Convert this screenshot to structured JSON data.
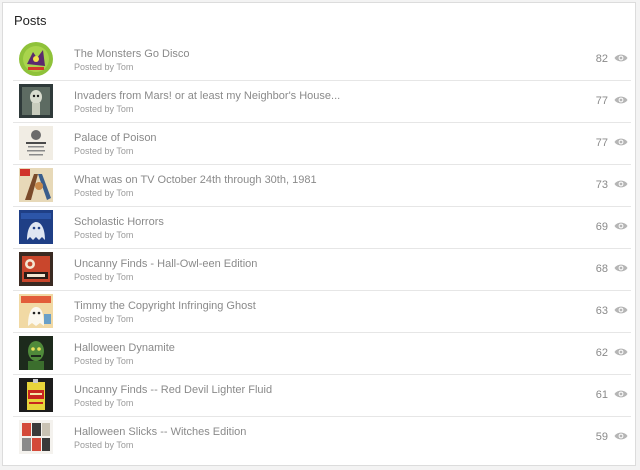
{
  "card": {
    "title": "Posts"
  },
  "posts": [
    {
      "title": "The Monsters Go Disco",
      "meta": "Posted by Tom",
      "views": "82",
      "thumb": "disco-record-thumbnail"
    },
    {
      "title": "Invaders from Mars! or at least my Neighbor's House...",
      "meta": "Posted by Tom",
      "views": "77",
      "thumb": "alien-photo-thumbnail"
    },
    {
      "title": "Palace of Poison",
      "meta": "Posted by Tom",
      "views": "77",
      "thumb": "poster-thumbnail"
    },
    {
      "title": "What was on TV October 24th through 30th, 1981",
      "meta": "Posted by Tom",
      "views": "73",
      "thumb": "tv-guide-thumbnail"
    },
    {
      "title": "Scholastic Horrors",
      "meta": "Posted by Tom",
      "views": "69",
      "thumb": "ghost-stories-book-thumbnail"
    },
    {
      "title": "Uncanny Finds - Hall-Owl-een Edition",
      "meta": "Posted by Tom",
      "views": "68",
      "thumb": "cloves-package-thumbnail"
    },
    {
      "title": "Timmy the Copyright Infringing Ghost",
      "meta": "Posted by Tom",
      "views": "63",
      "thumb": "comic-cover-thumbnail"
    },
    {
      "title": "Halloween Dynamite",
      "meta": "Posted by Tom",
      "views": "62",
      "thumb": "monster-art-thumbnail"
    },
    {
      "title": "Uncanny Finds -- Red Devil Lighter Fluid",
      "meta": "Posted by Tom",
      "views": "61",
      "thumb": "lighter-fluid-can-thumbnail"
    },
    {
      "title": "Halloween Slicks -- Witches Edition",
      "meta": "Posted by Tom",
      "views": "59",
      "thumb": "costume-catalog-thumbnail"
    }
  ],
  "icons": {
    "views": "eye-icon"
  },
  "colors": {
    "text_muted": "#8a8a8a",
    "divider": "#e6e6e6",
    "icon": "#b5b5b5"
  }
}
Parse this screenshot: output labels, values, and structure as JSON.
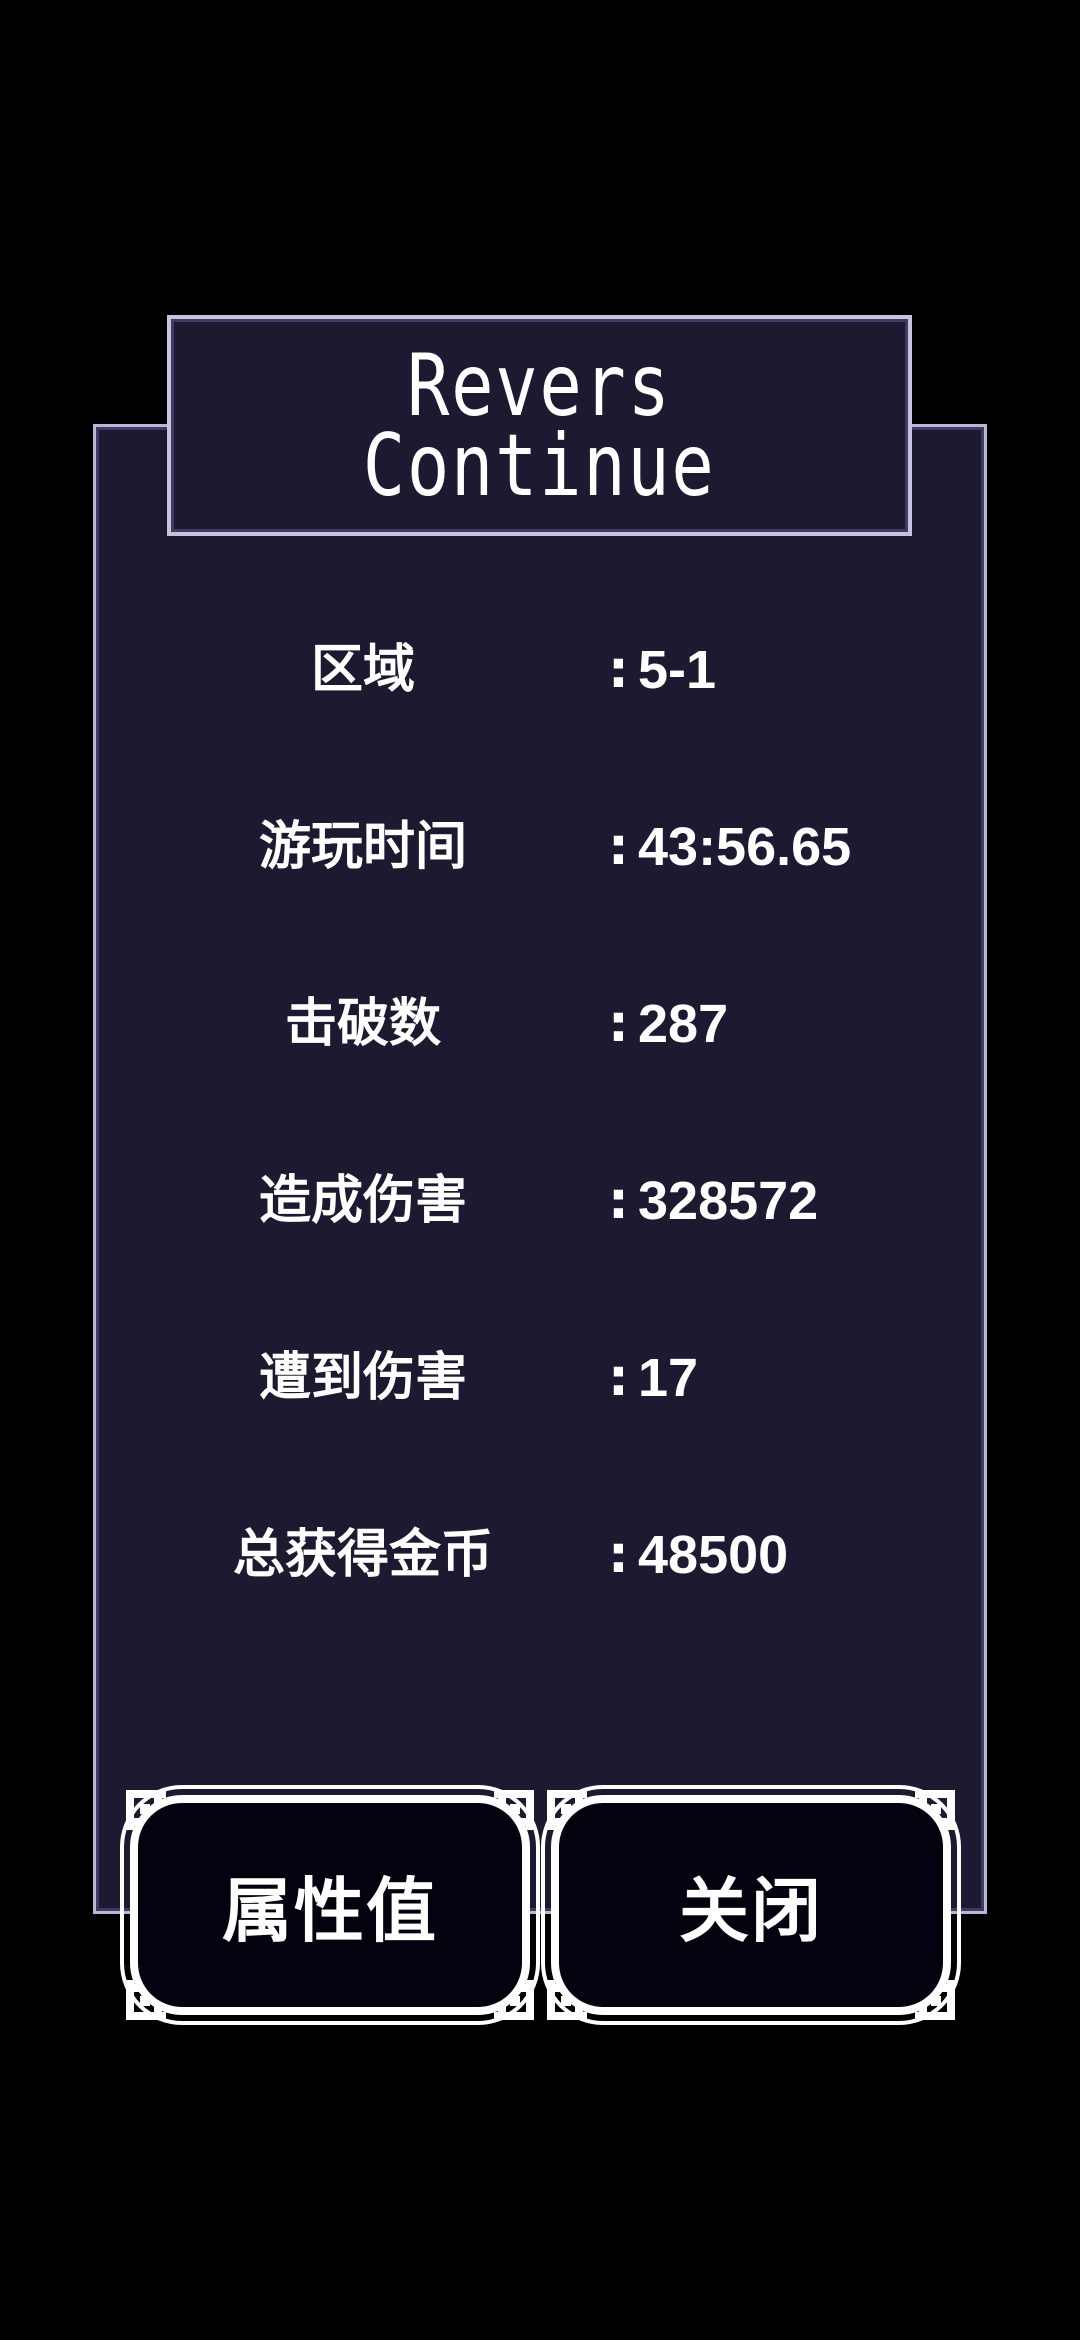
{
  "title": {
    "line1": "Revers",
    "line2": "Continue"
  },
  "stats": [
    {
      "label": "区域",
      "sep": ":",
      "value": "5-1"
    },
    {
      "label": "游玩时间",
      "sep": ":",
      "value": "43:56.65"
    },
    {
      "label": "击破数",
      "sep": ":",
      "value": "287"
    },
    {
      "label": "造成伤害",
      "sep": ":",
      "value": "328572"
    },
    {
      "label": "遭到伤害",
      "sep": ":",
      "value": "17"
    },
    {
      "label": "总获得金币",
      "sep": ":",
      "value": "48500"
    }
  ],
  "buttons": {
    "attributes": "属性值",
    "close": "关闭"
  },
  "colors": {
    "panel": "#1b1a31",
    "border": "#c5c4dc",
    "button_bg": "#03020f",
    "text": "#ffffff"
  }
}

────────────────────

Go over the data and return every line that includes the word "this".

* **Written solution**:
Convert this screenshot to structured JSON data.
Parse this screenshot: output labels, values, and structure as JSON.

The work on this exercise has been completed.